    Also, you cannot reuse the mixed solution. To dispose of it, mix 1/2 cup of vinegar in it, and you have essentially neutralized the solution to a base pH level and you can now dispose of it safely down the drain.


    1. Do not send it down the drain if you have a septic system. Even if it is neutralized with vinegar. The solution will cause havoc with the microbes digesting in the honey tank. Just thin out the solution with more water and dump out in a woods some where.

  12. Lehman's has it. Says it will preserve 50 dozen eggs. Who'd of thunk it?

  13. I read recently that hand rubbing a thin coating of vasoline on the outside of the egg will keep it for over six months, non-refrigerated.
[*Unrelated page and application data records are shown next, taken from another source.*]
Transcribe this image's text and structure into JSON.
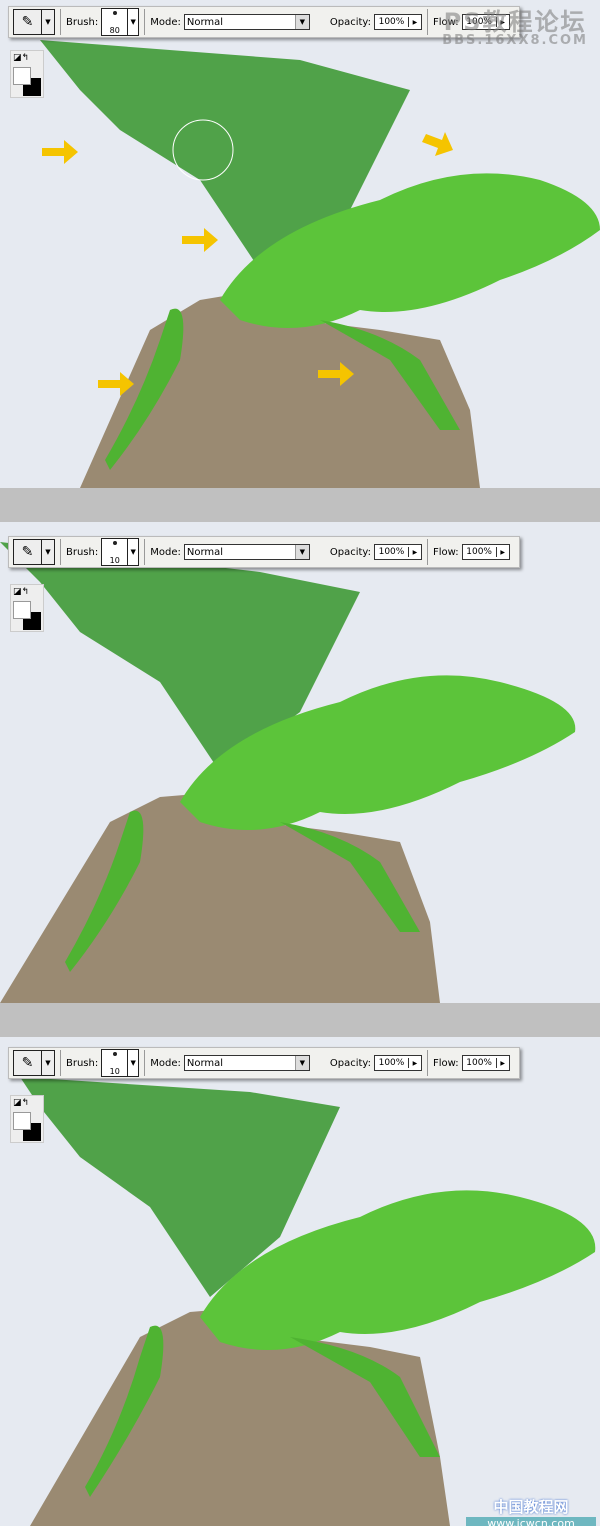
{
  "panels": [
    {
      "brush_size": "80",
      "mode": "Normal",
      "opacity": "100%",
      "flow": "100%",
      "labels": {
        "brush": "Brush:",
        "mode": "Mode:",
        "opacity": "Opacity:",
        "flow": "Flow:"
      }
    },
    {
      "brush_size": "10",
      "mode": "Normal",
      "opacity": "100%",
      "flow": "100%",
      "labels": {
        "brush": "Brush:",
        "mode": "Mode:",
        "opacity": "Opacity:",
        "flow": "Flow:"
      }
    },
    {
      "brush_size": "10",
      "mode": "Normal",
      "opacity": "100%",
      "flow": "100%",
      "labels": {
        "brush": "Brush:",
        "mode": "Mode:",
        "opacity": "Opacity:",
        "flow": "Flow:"
      }
    }
  ],
  "watermarks": {
    "top_cn": "PS教程论坛",
    "top_url": "BBS.16XX8.COM",
    "bottom_cn": "中国教程网",
    "bottom_url": "www.jcwcn.com"
  },
  "colors": {
    "arrow": "#f5c400",
    "wing": "#3f9a36",
    "lizard": "#5cc43a",
    "stone": "#9a8a72",
    "sky": "#e6eaf1",
    "separator": "#c0c0c0"
  },
  "icons": {
    "tool": "brush-icon",
    "annotation": "arrow-right-icon"
  }
}
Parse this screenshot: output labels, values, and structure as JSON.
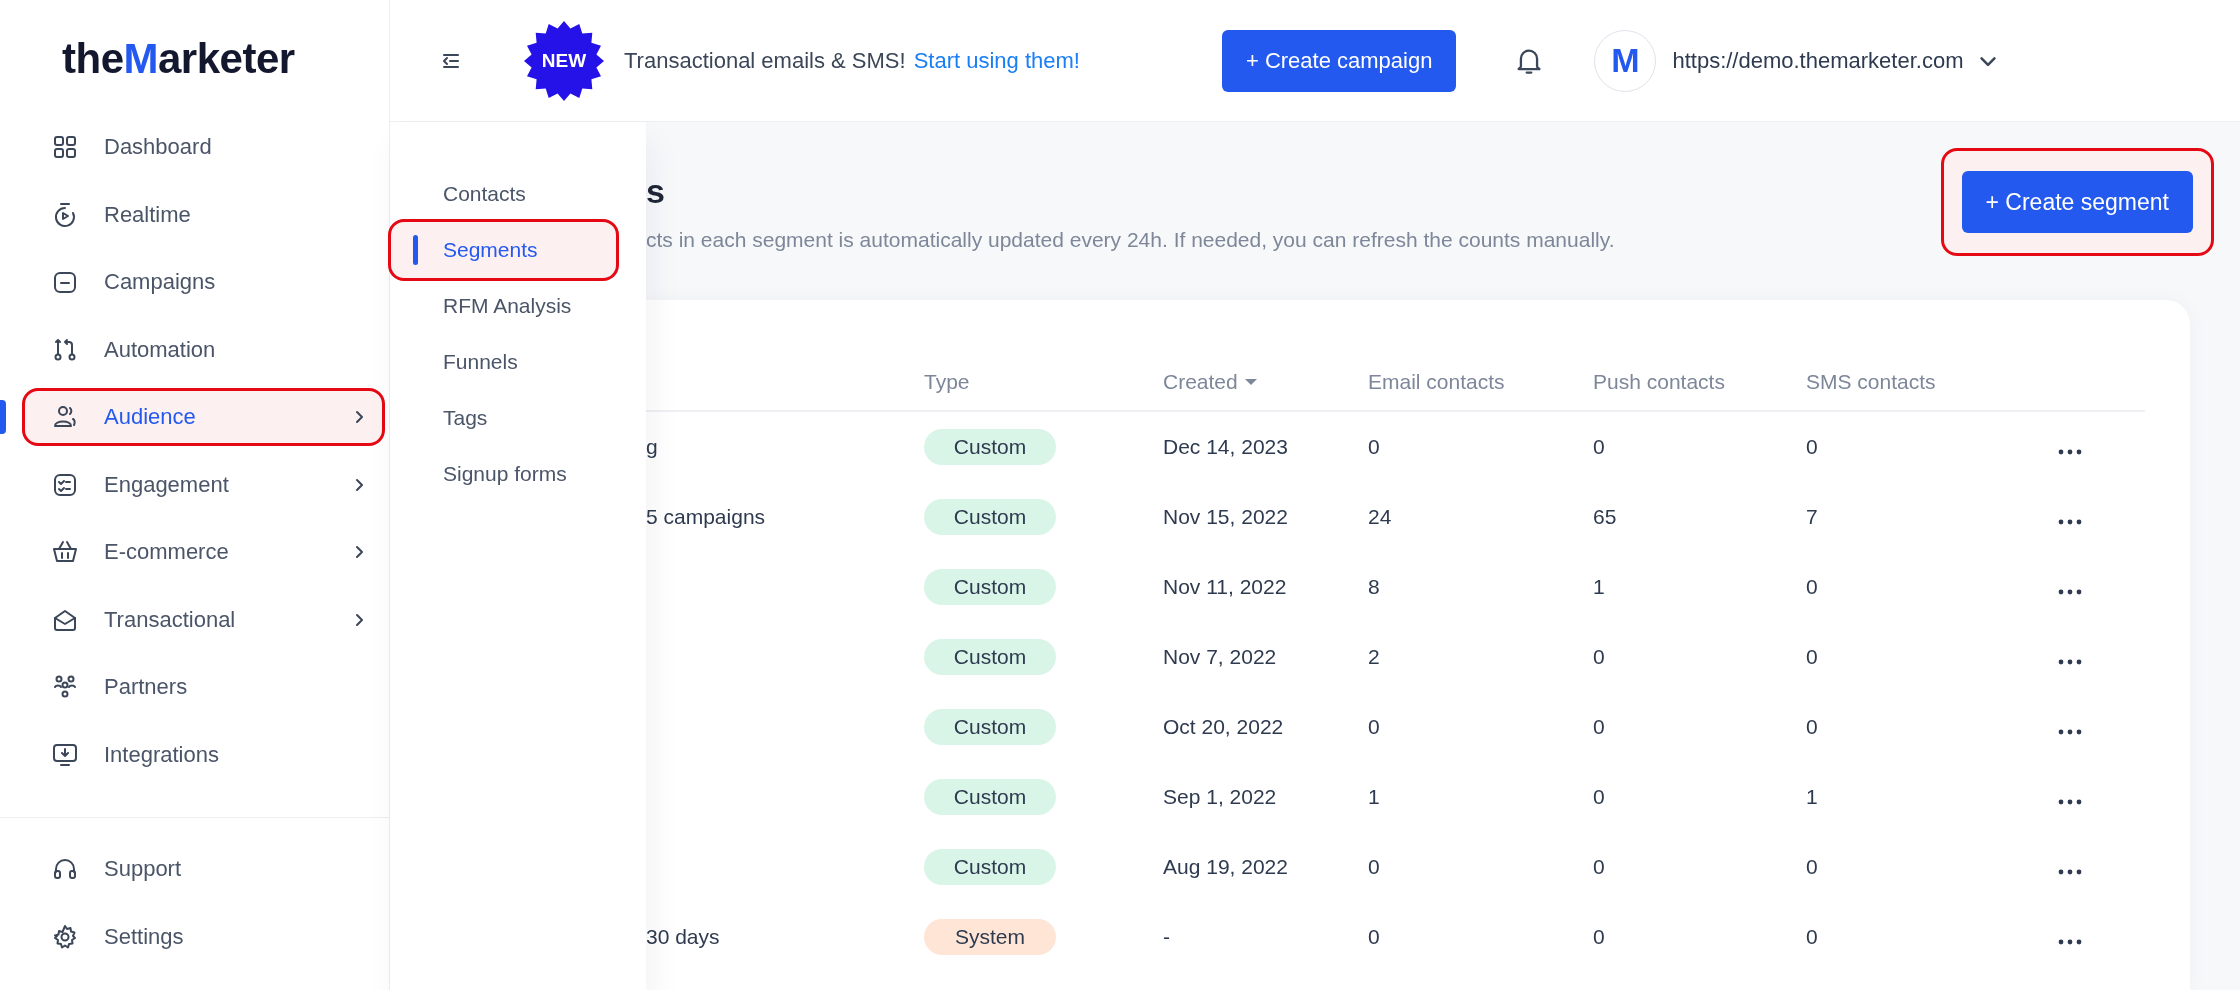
{
  "logo": {
    "before": "the",
    "mark": "M",
    "after": "arketer"
  },
  "sidebar": {
    "items": [
      {
        "label": "Dashboard",
        "selected": false,
        "has_submenu": false,
        "annotated": false
      },
      {
        "label": "Realtime",
        "selected": false,
        "has_submenu": false,
        "annotated": false
      },
      {
        "label": "Campaigns",
        "selected": false,
        "has_submenu": false,
        "annotated": false
      },
      {
        "label": "Automation",
        "selected": false,
        "has_submenu": false,
        "annotated": false
      },
      {
        "label": "Audience",
        "selected": true,
        "has_submenu": true,
        "annotated": true
      },
      {
        "label": "Engagement",
        "selected": false,
        "has_submenu": true,
        "annotated": false
      },
      {
        "label": "E-commerce",
        "selected": false,
        "has_submenu": true,
        "annotated": false
      },
      {
        "label": "Transactional",
        "selected": false,
        "has_submenu": true,
        "annotated": false
      },
      {
        "label": "Partners",
        "selected": false,
        "has_submenu": false,
        "annotated": false
      },
      {
        "label": "Integrations",
        "selected": false,
        "has_submenu": false,
        "annotated": false
      }
    ],
    "footer_items": [
      {
        "label": "Support"
      },
      {
        "label": "Settings"
      }
    ]
  },
  "topbar": {
    "badge": "NEW",
    "announcement": "Transactional emails & SMS!",
    "link": "Start using them!",
    "create_button": "+ Create campaign",
    "avatar_letter": "M",
    "account_url": "https://demo.themarketer.com"
  },
  "submenu": {
    "items": [
      {
        "label": "Contacts",
        "selected": false,
        "annotated": false
      },
      {
        "label": "Segments",
        "selected": true,
        "annotated": true
      },
      {
        "label": "RFM Analysis",
        "selected": false,
        "annotated": false
      },
      {
        "label": "Funnels",
        "selected": false,
        "annotated": false
      },
      {
        "label": "Tags",
        "selected": false,
        "annotated": false
      },
      {
        "label": "Signup forms",
        "selected": false,
        "annotated": false
      }
    ]
  },
  "page": {
    "title_fragment": "s",
    "description_fragment": "cts in each segment is automatically updated every 24h. If needed, you can refresh the counts manually.",
    "create_button": {
      "label": "+ Create segment",
      "annotated": true
    }
  },
  "table": {
    "columns": [
      {
        "label": "Type",
        "sorted": false
      },
      {
        "label": "Created",
        "sorted": true
      },
      {
        "label": "Email contacts",
        "sorted": false
      },
      {
        "label": "Push contacts",
        "sorted": false
      },
      {
        "label": "SMS contacts",
        "sorted": false
      }
    ],
    "rows": [
      {
        "name": "g",
        "type": {
          "label": "Custom",
          "kind": "custom"
        },
        "created": "Dec 14, 2023",
        "email": "0",
        "push": "0",
        "sms": "0"
      },
      {
        "name": "5 campaigns",
        "type": {
          "label": "Custom",
          "kind": "custom"
        },
        "created": "Nov 15, 2022",
        "email": "24",
        "push": "65",
        "sms": "7"
      },
      {
        "type": {
          "label": "Custom",
          "kind": "custom"
        },
        "created": "Nov 11, 2022",
        "email": "8",
        "push": "1",
        "sms": "0"
      },
      {
        "type": {
          "label": "Custom",
          "kind": "custom"
        },
        "created": "Nov 7, 2022",
        "email": "2",
        "push": "0",
        "sms": "0"
      },
      {
        "type": {
          "label": "Custom",
          "kind": "custom"
        },
        "created": "Oct 20, 2022",
        "email": "0",
        "push": "0",
        "sms": "0"
      },
      {
        "type": {
          "label": "Custom",
          "kind": "custom"
        },
        "created": "Sep 1, 2022",
        "email": "1",
        "push": "0",
        "sms": "1"
      },
      {
        "type": {
          "label": "Custom",
          "kind": "custom"
        },
        "created": "Aug 19, 2022",
        "email": "0",
        "push": "0",
        "sms": "0"
      },
      {
        "name": "30 days",
        "type": {
          "label": "System",
          "kind": "system"
        },
        "created": "-",
        "email": "0",
        "push": "0",
        "sms": "0"
      }
    ]
  }
}
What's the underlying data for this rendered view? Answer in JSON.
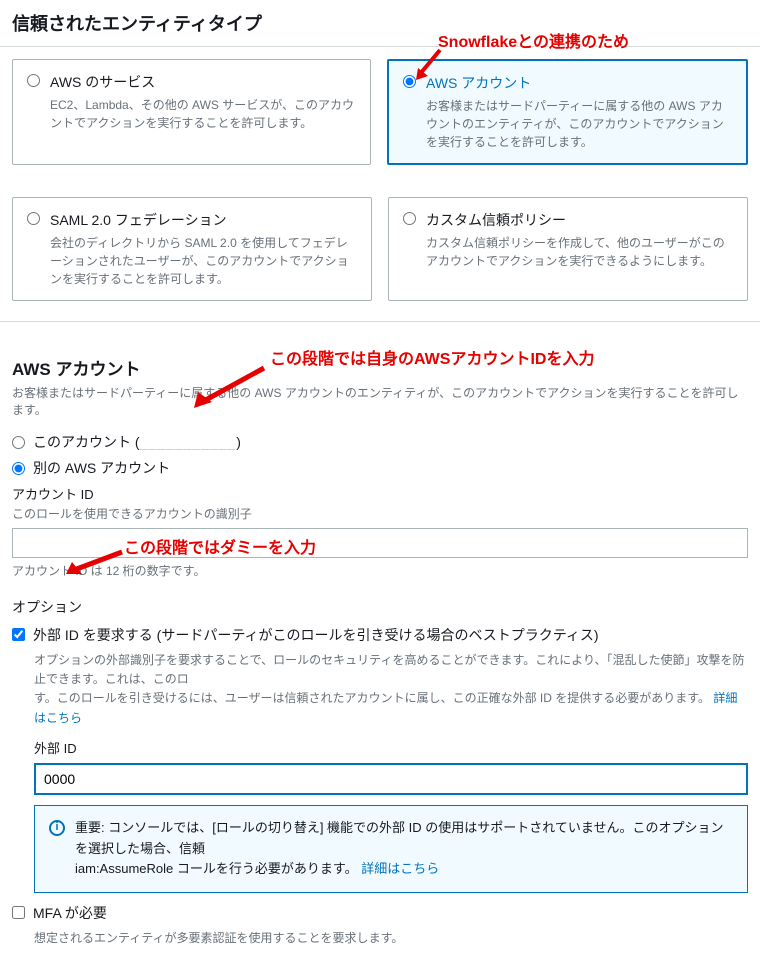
{
  "header": {
    "title": "信頼されたエンティティタイプ"
  },
  "annotations": {
    "a1": "Snowflakeとの連携のため",
    "a2": "この段階では自身のAWSアカウントIDを入力",
    "a3": "この段階ではダミーを入力"
  },
  "cards": {
    "aws_service": {
      "title": "AWS のサービス",
      "desc": "EC2、Lambda、その他の AWS サービスが、このアカウントでアクションを実行することを許可します。"
    },
    "aws_account": {
      "title": "AWS アカウント",
      "desc": "お客様またはサードパーティーに属する他の AWS アカウントのエンティティが、このアカウントでアクションを実行することを許可します。"
    },
    "saml": {
      "title": "SAML 2.0 フェデレーション",
      "desc": "会社のディレクトリから SAML 2.0 を使用してフェデレーションされたユーザーが、このアカウントでアクションを実行することを許可します。"
    },
    "custom": {
      "title": "カスタム信頼ポリシー",
      "desc": "カスタム信頼ポリシーを作成して、他のユーザーがこのアカウントでアクションを実行できるようにします。"
    }
  },
  "account_section": {
    "title": "AWS アカウント",
    "desc": "お客様またはサードパーティーに属する他の AWS アカウントのエンティティが、このアカウントでアクションを実行することを許可します。",
    "this_account_label": "このアカウント (",
    "this_account_masked": "___________",
    "this_account_close": ")",
    "other_account_label": "別の AWS アカウント",
    "account_id_label": "アカウント ID",
    "account_id_help": "このロールを使用できるアカウントの識別子",
    "account_id_value": "",
    "account_id_hint": "アカウント ID は 12 桁の数字です。"
  },
  "options": {
    "title": "オプション",
    "ext_id_label": "外部 ID を要求する (サードパーティがこのロールを引き受ける場合のベストプラクティス)",
    "ext_id_desc_1": "オプションの外部識別子を要求することで、ロールのセキュリティを高めることができます。これにより、「混乱した使節」攻撃を防止できます。これは、このロ",
    "ext_id_desc_2": "す。このロールを引き受けるには、ユーザーは信頼されたアカウントに属し、この正確な外部 ID を提供する必要があります。 ",
    "ext_id_link": "詳細はこちら",
    "ext_id_field_label": "外部 ID",
    "ext_id_value": "0000",
    "info_text_1": "重要: コンソールでは、[ロールの切り替え] 機能での外部 ID の使用はサポートされていません。このオプションを選択した場合、信頼",
    "info_text_2": "iam:AssumeRole コールを行う必要があります。 ",
    "info_link": "詳細はこちら",
    "mfa_label": "MFA が必要",
    "mfa_desc": "想定されるエンティティが多要素認証を使用することを要求します。"
  }
}
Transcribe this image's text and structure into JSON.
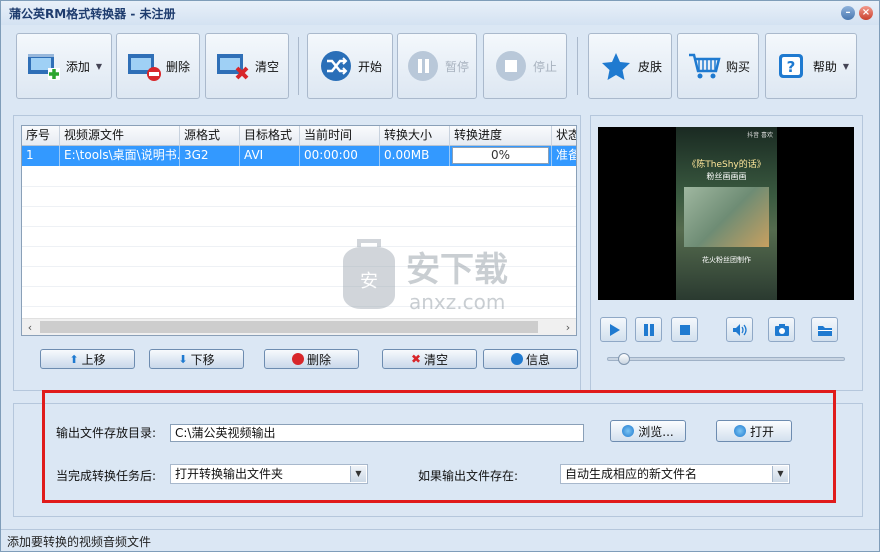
{
  "window": {
    "title": "蒲公英RM格式转换器 - 未注册"
  },
  "toolbar": {
    "add": "添加",
    "delete": "删除",
    "clear": "清空",
    "start": "开始",
    "pause": "暂停",
    "stop": "停止",
    "skin": "皮肤",
    "buy": "购买",
    "help": "帮助"
  },
  "grid": {
    "columns": [
      "序号",
      "视频源文件",
      "源格式",
      "目标格式",
      "当前时间",
      "转换大小",
      "转换进度",
      "状态"
    ],
    "rows": [
      {
        "index": "1",
        "source": "E:\\tools\\桌面\\说明书...",
        "src_format": "3G2",
        "dst_format": "AVI",
        "time": "00:00:00",
        "size": "0.00MB",
        "progress": "0%",
        "status": "准备"
      }
    ]
  },
  "list_buttons": {
    "up": "上移",
    "down": "下移",
    "delete": "删除",
    "clear": "清空",
    "info": "信息"
  },
  "video": {
    "title_line": "《陈TheShy的话》",
    "subtitle": "粉丝画画画",
    "footer": "花火粉丝团制作",
    "header_note": "抖音 喜欢"
  },
  "watermark": {
    "text": "安下载",
    "domain": "anxz.com"
  },
  "output": {
    "dir_label": "输出文件存放目录:",
    "dir_value": "C:\\蒲公英视频输出",
    "browse": "浏览...",
    "open": "打开",
    "after_label": "当完成转换任务后:",
    "after_value": "打开转换输出文件夹",
    "exists_label": "如果输出文件存在:",
    "exists_value": "自动生成相应的新文件名"
  },
  "status": {
    "text": "添加要转换的视频音频文件"
  },
  "colors": {
    "selection": "#3399ff",
    "highlight_box": "#e01b1b",
    "panel_bg": "#dbe7f4"
  }
}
I'm testing this myself, and will get back to you in six months with the results.

  14. Thanks for the info! I am definitely going to get me some water glass for all of our eggs. I really hate to waste any.

    I use the "float test" for all of my eggs to test to see if they are still safe for eating. Put them in a bowl of water. If they float they are bad, and if they sink they are still good. Maybe that test would help with any doubts about the freshness? I've used that method for years, and it's never failed. :-)


  15. This is excellent information. Who cares what the FDA says! They also say that drinking raw milk is unsafe (and illegal in most cases) but that milk from cows treated with growth hormones is safe, as well as garbage meat scraps treated with ammonia (yum, right?!). We will definitely try the water glass method in the future.


  16. I put a thin coating of mineral oil on mine and they seem to hold up fine but I have only been doing this for about two months, but I sure save money when eggs go on sale.

  17. Prepper's guides mostly said simply coat the eggs with regular vegetable oil to seal them for storage for 3-6 months..